> [Aim of the exercise] The answer must be the full listing, word for word, with no pictures in it.

[Start of section]

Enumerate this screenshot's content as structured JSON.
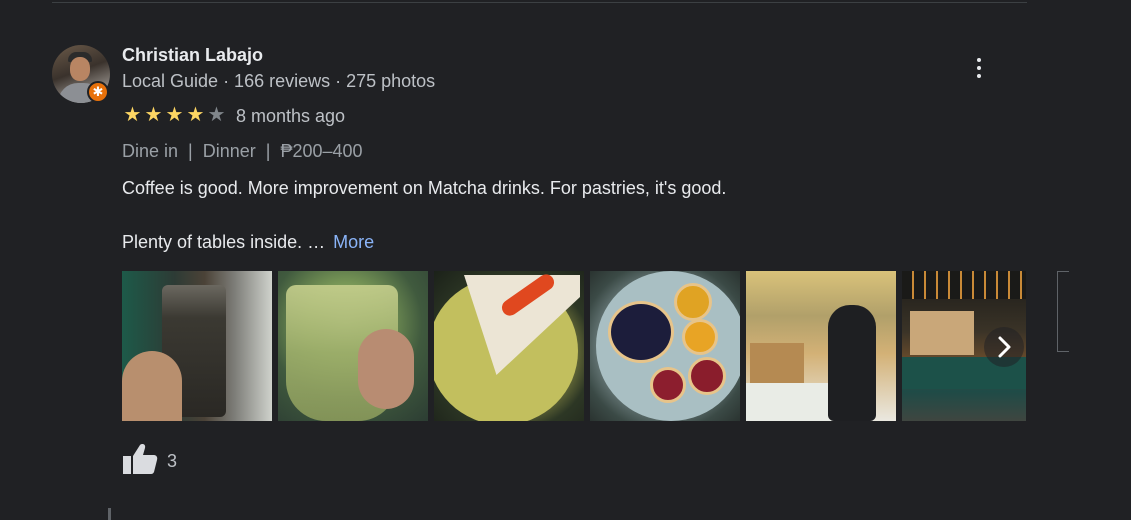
{
  "review": {
    "author": {
      "name": "Christian Labajo",
      "meta": "Local Guide · 166 reviews · 275 photos"
    },
    "badge_icon": "local-guide-star-icon",
    "rating": 4,
    "rating_max": 5,
    "time": "8 months ago",
    "tags": {
      "service": "Dine in",
      "meal": "Dinner",
      "price": "₱200–400",
      "separator": "|"
    },
    "text_line1": "Coffee is good. More improvement on Matcha drinks. For pastries, it's good.",
    "text_line2": "Plenty of tables inside. …",
    "more_label": "More",
    "photos": [
      {
        "subject": "iced-coffee-photo"
      },
      {
        "subject": "matcha-drink-photo"
      },
      {
        "subject": "carrot-cake-photo"
      },
      {
        "subject": "tarts-plate-photo"
      },
      {
        "subject": "cafe-counter-photo"
      },
      {
        "subject": "cafe-interior-photo"
      }
    ],
    "like_count": "3",
    "like_icon": "thumbs-up-icon",
    "menu_icon": "more-vert-icon",
    "next_icon": "chevron-right-icon"
  },
  "colors": {
    "background": "#202124",
    "star": "#fdd663",
    "link": "#8ab4f8",
    "badge": "#e8710a"
  }
}
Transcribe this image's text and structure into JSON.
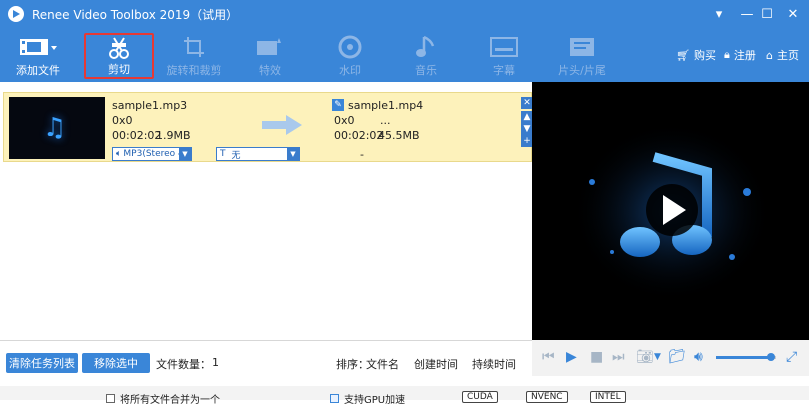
{
  "app": {
    "title": "Renee Video Toolbox 2019（试用）"
  },
  "window_controls": {
    "menu": "▾",
    "minimize": "—",
    "maximize": "☐",
    "close": "✕"
  },
  "toolbar": {
    "add_file": "添加文件",
    "cut": "剪切",
    "rotate_crop": "旋转和裁剪",
    "effects": "特效",
    "watermark": "水印",
    "music": "音乐",
    "subtitle": "字幕",
    "head_tail": "片头/片尾",
    "buy": "购买",
    "register": "注册",
    "home": "主页"
  },
  "file_item": {
    "src_name": "sample1.mp3",
    "src_res": "0x0",
    "src_duration": "00:02:02",
    "src_size": "1.9MB",
    "dst_name": "sample1.mp4",
    "dst_res": "0x0",
    "dst_extra": "...",
    "dst_duration": "00:02:02",
    "dst_size": "45.5MB",
    "audio_track": "MP3(Stereo 4",
    "subtitle_track": "无",
    "dash": "-"
  },
  "bottom": {
    "clear_list": "清除任务列表",
    "remove_selected": "移除选中",
    "file_count_label": "文件数量：",
    "file_count": "1",
    "sort_label": "排序：",
    "sort_name": "文件名",
    "sort_created": "创建时间",
    "sort_duration": "持续时间"
  },
  "player": {
    "volume": 0.92
  },
  "footer": {
    "merge": "将所有文件合并为一个",
    "gpu": "支持GPU加速",
    "cuda": "CUDA",
    "nvenc": "NVENC",
    "intel": "INTEL"
  },
  "colors": {
    "accent": "#3a86d8",
    "selected_item": "#fdf2bb",
    "highlight": "#e53935"
  }
}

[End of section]

> [Response]
Enumerate this screenshot's content as structured JSON.
{
  "review": {
    "author": {
      "name": "Christian Labajo",
      "meta": "Local Guide · 166 reviews · 275 photos"
    },
    "badge_icon": "local-guide-star-icon",
    "rating": 4,
    "rating_max": 5,
    "time": "8 months ago",
    "tags": {
      "service": "Dine in",
      "meal": "Dinner",
      "price": "₱200–400",
      "separator": "|"
    },
    "text_line1": "Coffee is good. More improvement on Matcha drinks. For pastries, it's good.",
    "text_line2": "Plenty of tables inside. …",
    "more_label": "More",
    "photos": [
      {
        "subject": "iced-coffee-photo"
      },
      {
        "subject": "matcha-drink-photo"
      },
      {
        "subject": "carrot-cake-photo"
      },
      {
        "subject": "tarts-plate-photo"
      },
      {
        "subject": "cafe-counter-photo"
      },
      {
        "subject": "cafe-interior-photo"
      }
    ],
    "like_count": "3",
    "like_icon": "thumbs-up-icon",
    "menu_icon": "more-vert-icon",
    "next_icon": "chevron-right-icon"
  },
  "colors": {
    "background": "#202124",
    "star": "#fdd663",
    "link": "#8ab4f8",
    "badge": "#e8710a"
  }
}
Transcribe this image's text and structure into JSON.
{
  "app": {
    "title": "Renee Video Toolbox 2019（试用）"
  },
  "window_controls": {
    "menu": "▾",
    "minimize": "—",
    "maximize": "☐",
    "close": "✕"
  },
  "toolbar": {
    "add_file": "添加文件",
    "cut": "剪切",
    "rotate_crop": "旋转和裁剪",
    "effects": "特效",
    "watermark": "水印",
    "music": "音乐",
    "subtitle": "字幕",
    "head_tail": "片头/片尾",
    "buy": "购买",
    "register": "注册",
    "home": "主页"
  },
  "file_item": {
    "src_name": "sample1.mp3",
    "src_res": "0x0",
    "src_duration": "00:02:02",
    "src_size": "1.9MB",
    "dst_name": "sample1.mp4",
    "dst_res": "0x0",
    "dst_extra": "...",
    "dst_duration": "00:02:02",
    "dst_size": "45.5MB",
    "audio_track": "MP3(Stereo 4",
    "subtitle_track": "无",
    "dash": "-"
  },
  "bottom": {
    "clear_list": "清除任务列表",
    "remove_selected": "移除选中",
    "file_count_label": "文件数量：",
    "file_count": "1",
    "sort_label": "排序：",
    "sort_name": "文件名",
    "sort_created": "创建时间",
    "sort_duration": "持续时间"
  },
  "player": {
    "volume": 0.92
  },
  "footer": {
    "merge": "将所有文件合并为一个",
    "gpu": "支持GPU加速",
    "cuda": "CUDA",
    "nvenc": "NVENC",
    "intel": "INTEL"
  },
  "colors": {
    "accent": "#3a86d8",
    "selected_item": "#fdf2bb",
    "highlight": "#e53935"
  }
}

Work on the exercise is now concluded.